News Washington columnist Douglas Turner writes that “the century-old model of protecting (the Great Lakes) isn’t working at all”, but that “a Canadian author and activist, Maude Barlow, and her Council of Canadians have a better answer.”
He notes, “The Council of Canadians is proposing that the Great Lakes system, its tributaries and aquifers and the St. Lawrence basin be considered an endangered binational ‘Commons’ owned by everybody, certainly not by corporate or government power structures, which have failed to save the lakes from new threats. …The Council of Canadians’ ‘Commons’ approach is like the one that fostered the environmental movement a half century ago: grass-roots, anticipating stone-like resistance from centers of power. Cities, villages, towns and counties of the Great Lakes basin would one by one pass a declaration that the system is an irreplaceable biological resource of drinking water and earth-friendly uses.”
Turner highlights in his column published in the Buffalo News that, “Barlow is on a six-month speaking tour, her second in two years, in the United States and Ontario. She will speak at Monroe Community College in Rochester on April 25.”
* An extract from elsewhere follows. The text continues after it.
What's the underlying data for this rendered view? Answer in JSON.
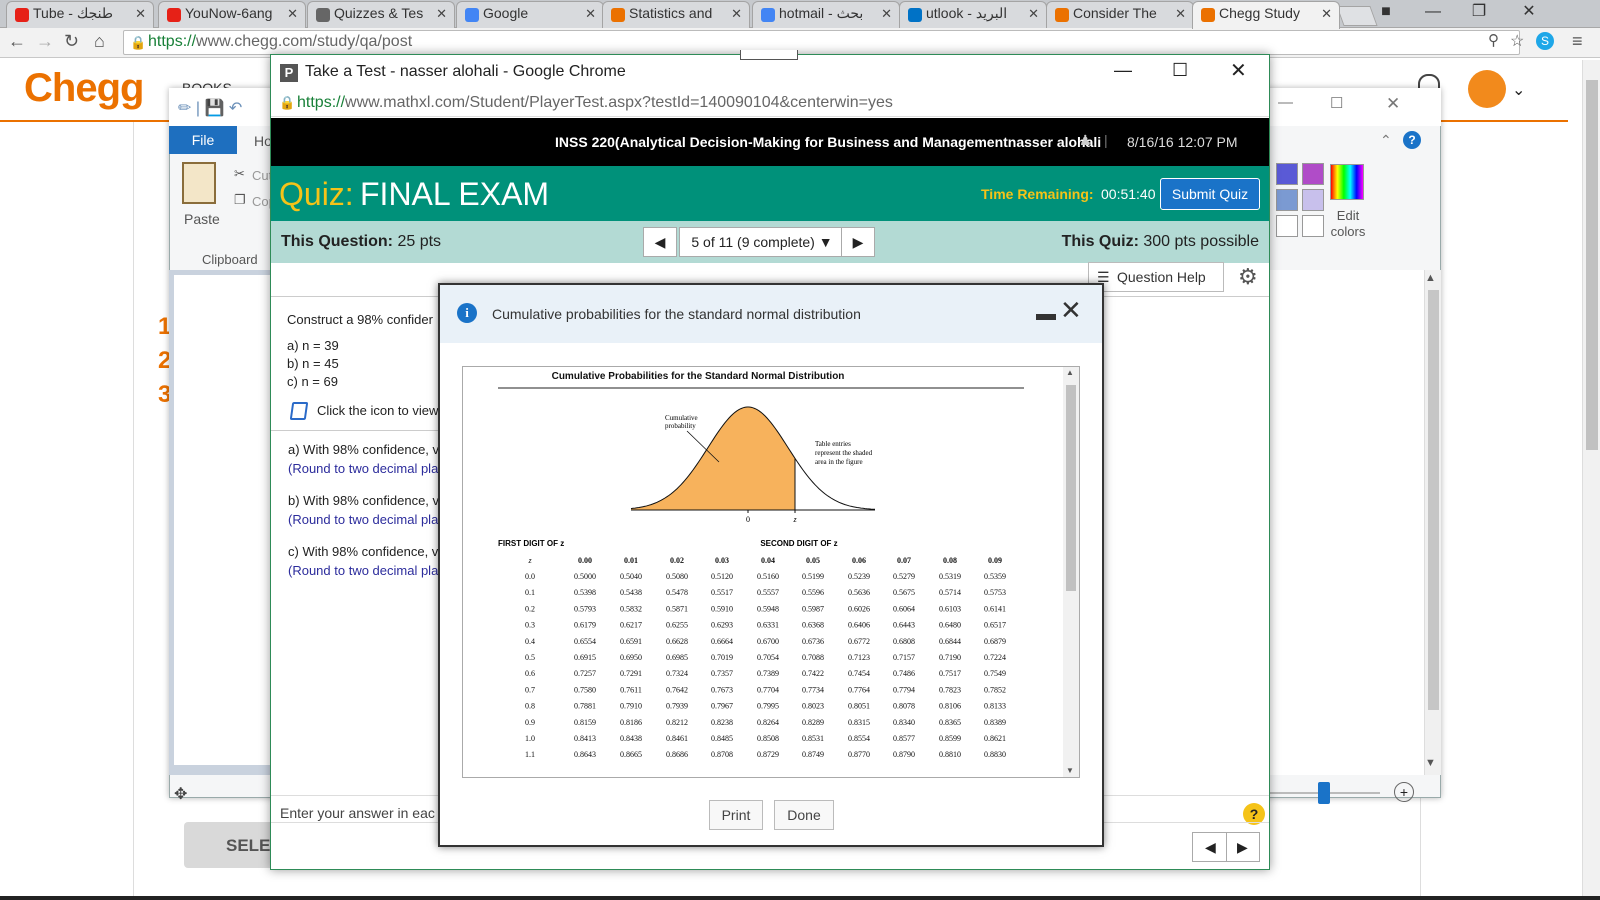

This evening Barlow is speaking in Milwaukee, Wisconsin. That city is located on Lake Michigan just 160 kilometres along the shoreline from the BP refinery in Whiting, Illinois. That refinery receives more than 400,000 barrels a day from the tar sands in northern Alberta. It is fed by the Enbridge pipeline that burst in July 2010 and spilled more than 23,000 barrels of diluted bitumen along a 48-kilometre stretch of the Kalamazoo River.